105 Ways to Give a Book

Over the Fence with Standard Hero Behavior

Chasing Ray suggested that we break up this dreary, not-quite-springtime month by highlighting a book that we loved. I mean, LOVED — all caps. She gives the image of leaning “over the fence” to tell your neighbor about that fantastic book you just read. I saw it as a chance to share a book that didn’t seem to get the big blogger buzz, for whatever reason. I looked through my notes for titles I’d never blogged about, and there it was — Standard Hero Behavior, by John David Anderson.
“Now, you agreed you wanted the standard iambic format with rhyming couplets, correct?” Mason pointed to the top line. “With the refrain we discussed, that’s going to run you about twelve pence.”

“Is that with the coupon?”

“Yes, that’s with the coupon.”
Mason is a public bard writing about the barely heroic encounters of the townspeople. A real bard rides along with true heroes writing memorable tales of triumph. But all the heroes have left town since the duke took over all the hero jobs. But it turns out that the duke isn’t nearly the man he proclaimed himself to be, as Mason finds out and shares with his friend Cowell, a failed plume salesman.
“So let me get this straight. You and I have been sent on a mission by the duke’s butler to find enough heroes to repel an imminent marauding horde under the banner of an orc named Bennie who feels he is owed money since uncovering a deal between Darlinger and some other orc who is now dead.”

Mason gave him a shrug, “I still can’t quite believe it, either.”

“That’s just stupid.”

“I saw them. I’m telling you the truth.”

“And Darlinger’s really the wuss that we always wished he’d turn out to be?”

“Right. And now we are the ones who have to find real heroes.”

“What do we know about heroes?”

“Well, you stick feathers in their helmets and I make up stories about them.”

“And that’s supposed to make us qualified?”

“No, but we’re the only ones who know about it, and we’re supposed to keep it that way.”
They go off in search of heroes to save the town from terror and ultimate destruction, finding in the midst of their journey a sleeping swordsman, a wanna-be witch, a hiding hero, and a buried past (sorry, couldn’t find alliteration for that one.)

Standard Hero Behavior is one funny and completely enjoyable book. The author gets off some amusing lines, but never forgets to tell an engaging story. It’s not all about the laughs. At the core, the book is about rising to a challenge, stepping outside a comfort zone, and facing the unknown. The premise is great, the adventure is exciting, and the characters are wonderfully flawed. I particularly loved the anachronistic stuff thrown in along the way. While I can recommend this title to anyone, it would be perfect to read to a class of older elementary kids because it’s funny enough to keep them listening, but includes themes of challenges, expectations, and self-discovery to be explored.

You can check out more suggestions with Chasing Ray. Of course, you can also share your favorite unsung book over the fence — which in this case, means in the comments.

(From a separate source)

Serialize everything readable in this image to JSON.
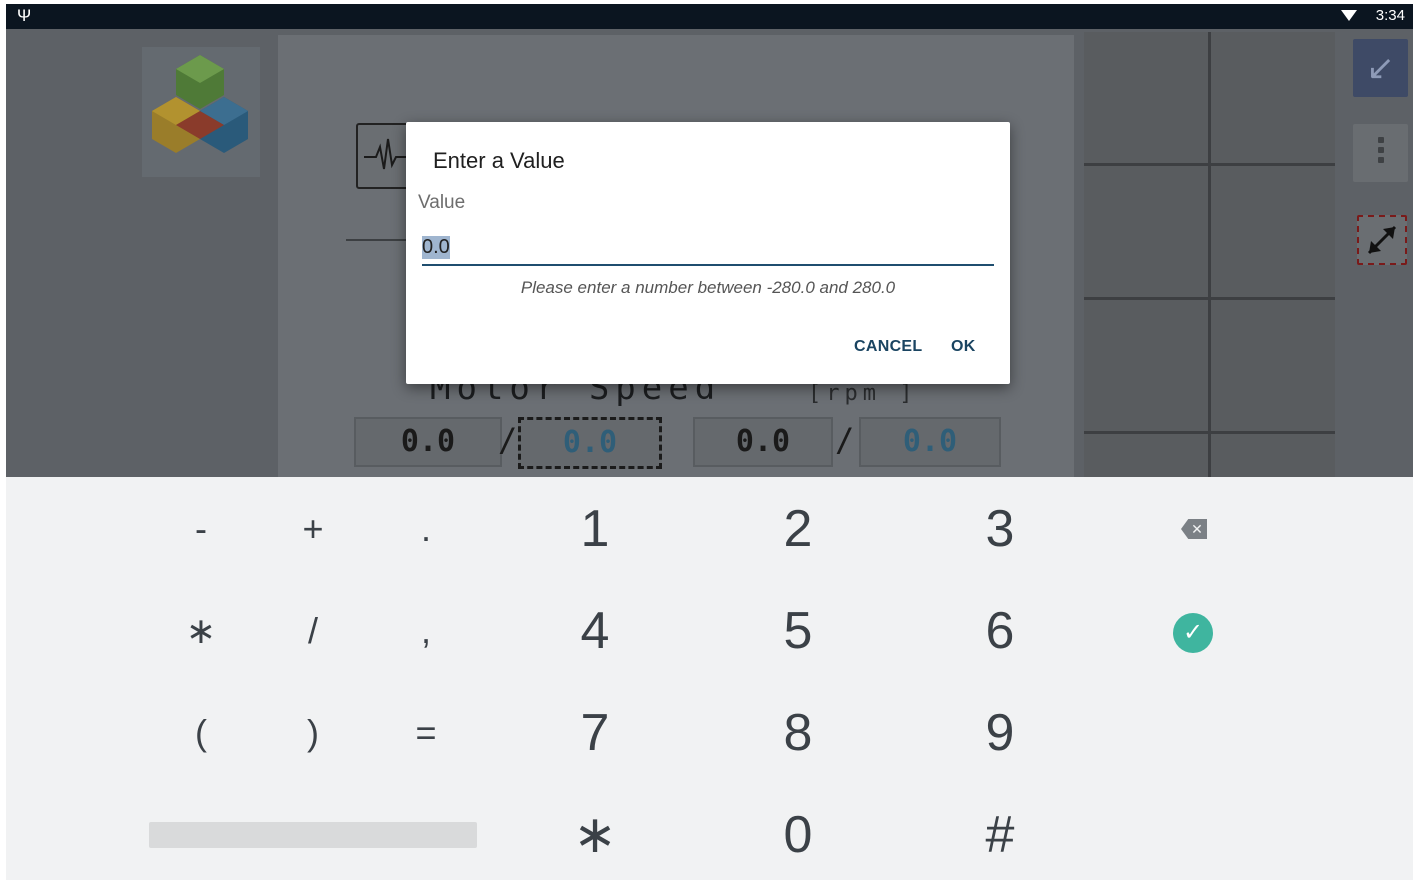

5 comments:

tanita davis said...

*Sigh* I really love this book. And the author is so very nice, as well. I do hope to see more from him!

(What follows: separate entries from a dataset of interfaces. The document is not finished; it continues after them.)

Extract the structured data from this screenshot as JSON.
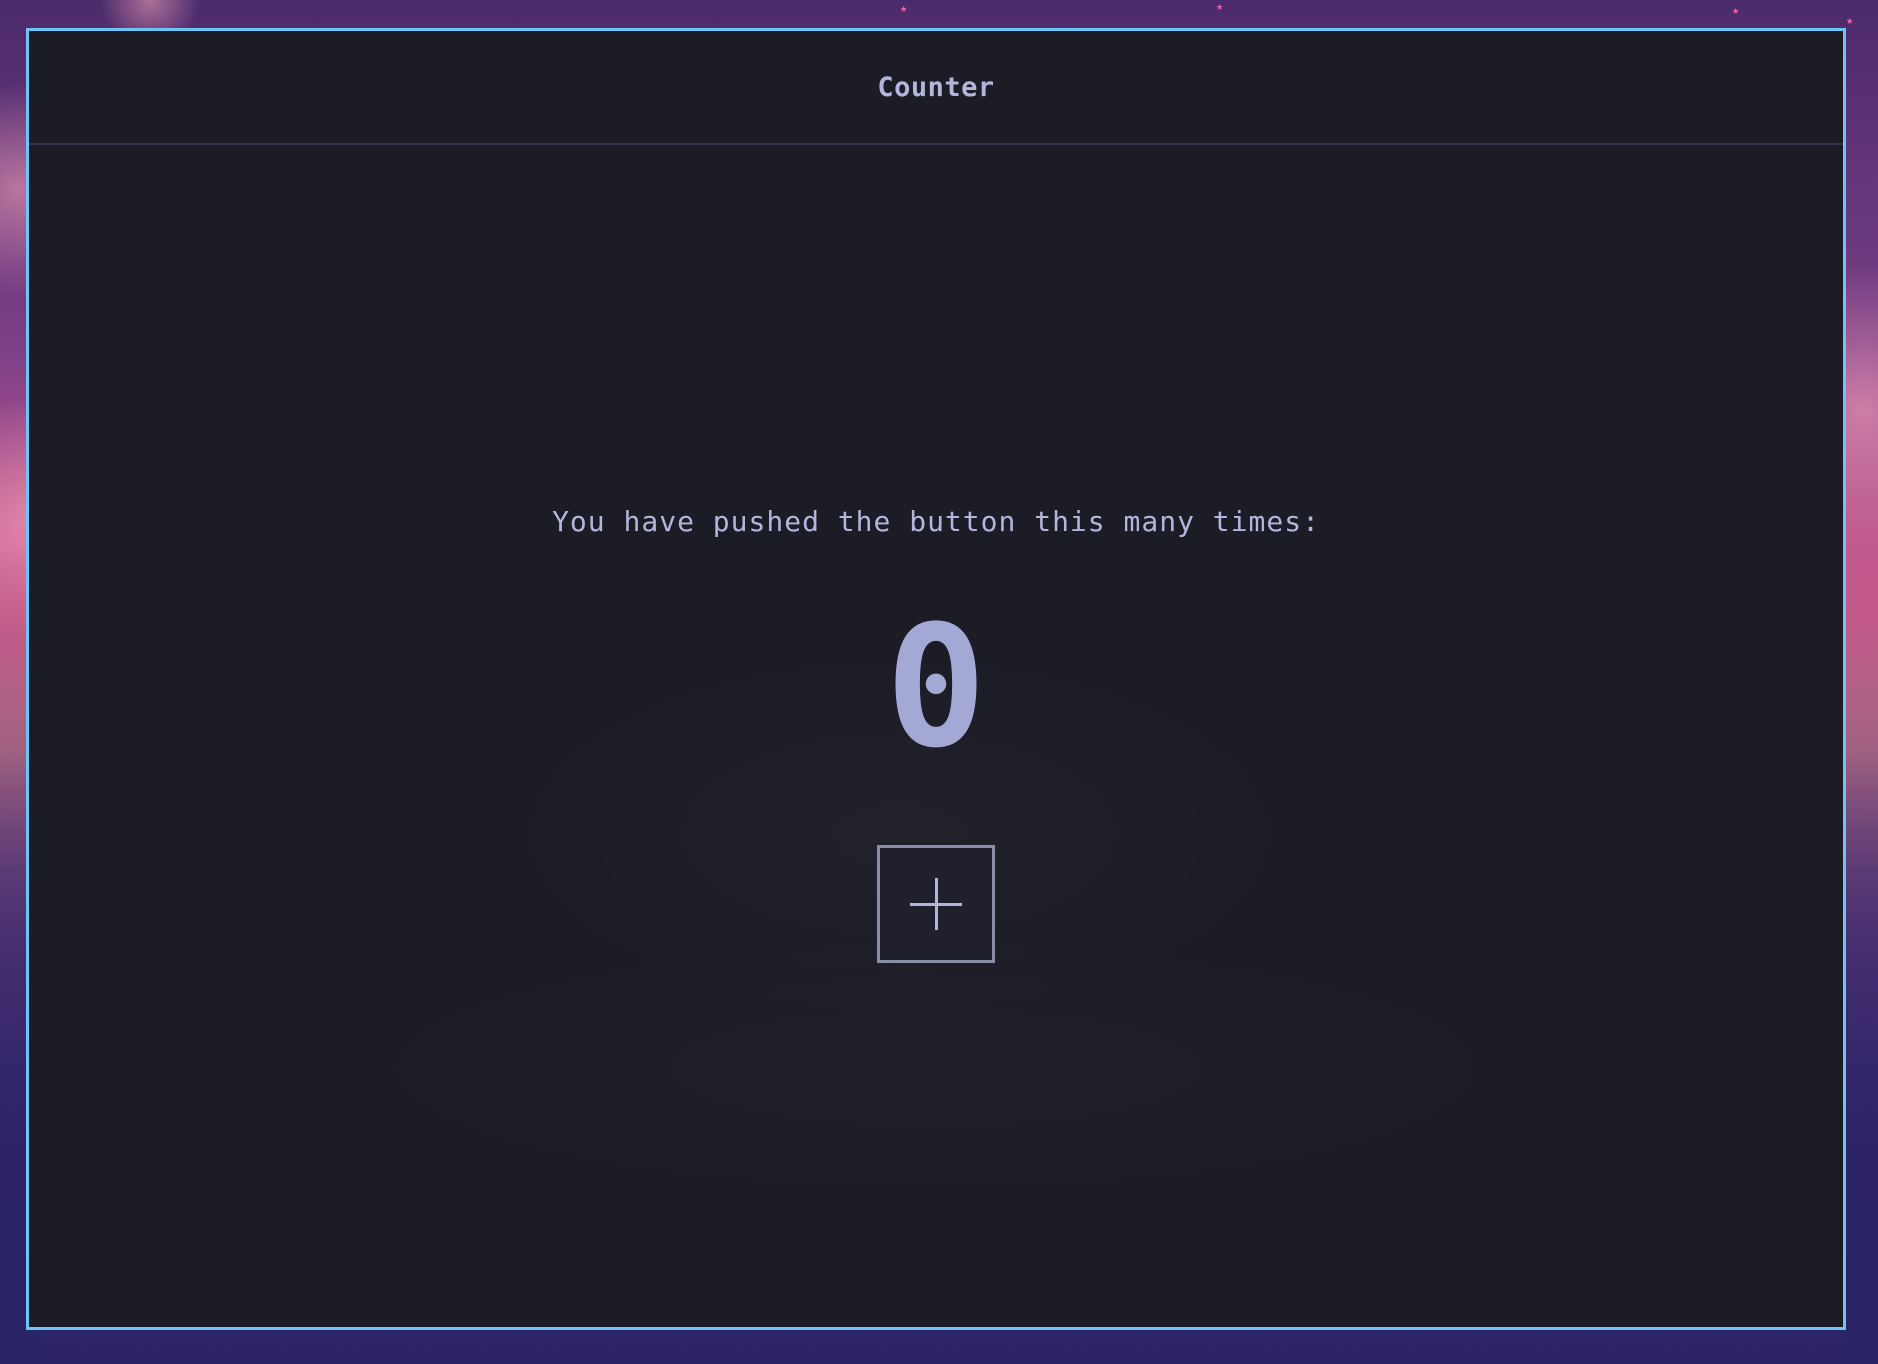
{
  "app": {
    "title": "Counter"
  },
  "main": {
    "message": "You have pushed the button this many times:",
    "count": "0"
  },
  "actions": {
    "increment_icon": "plus-icon"
  },
  "colors": {
    "window_border": "#6fc3f5",
    "window_background": "#1c1c26",
    "text": "#b3b6dc",
    "counter_text": "#a3a8d4",
    "button_border": "#8a8da8"
  }
}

Kelly Fineman said...

Must. Get. This. Book.

You had me at "iambic."

Sara said...

Well, you had me at "failed plume salesman." Hee.

Saints and Spinners said...

I want this book! Thanks for letting us know about it. I haven't been wowed by anything as of late (i.e. the past 4 days), but I have slowly been reeled in by Jenny Davidson's The Explosionist. At first I thought that the alternative history angle was going to be overemphasized too much, but as other elements of the story have emerged (contact from the afterlife, science-fiction dystopia), I've found myself sucked in by the story.

Suzanne Casamento said...

Sounds like a great book. I'd never heard of it. Thanks for leaning over the fence!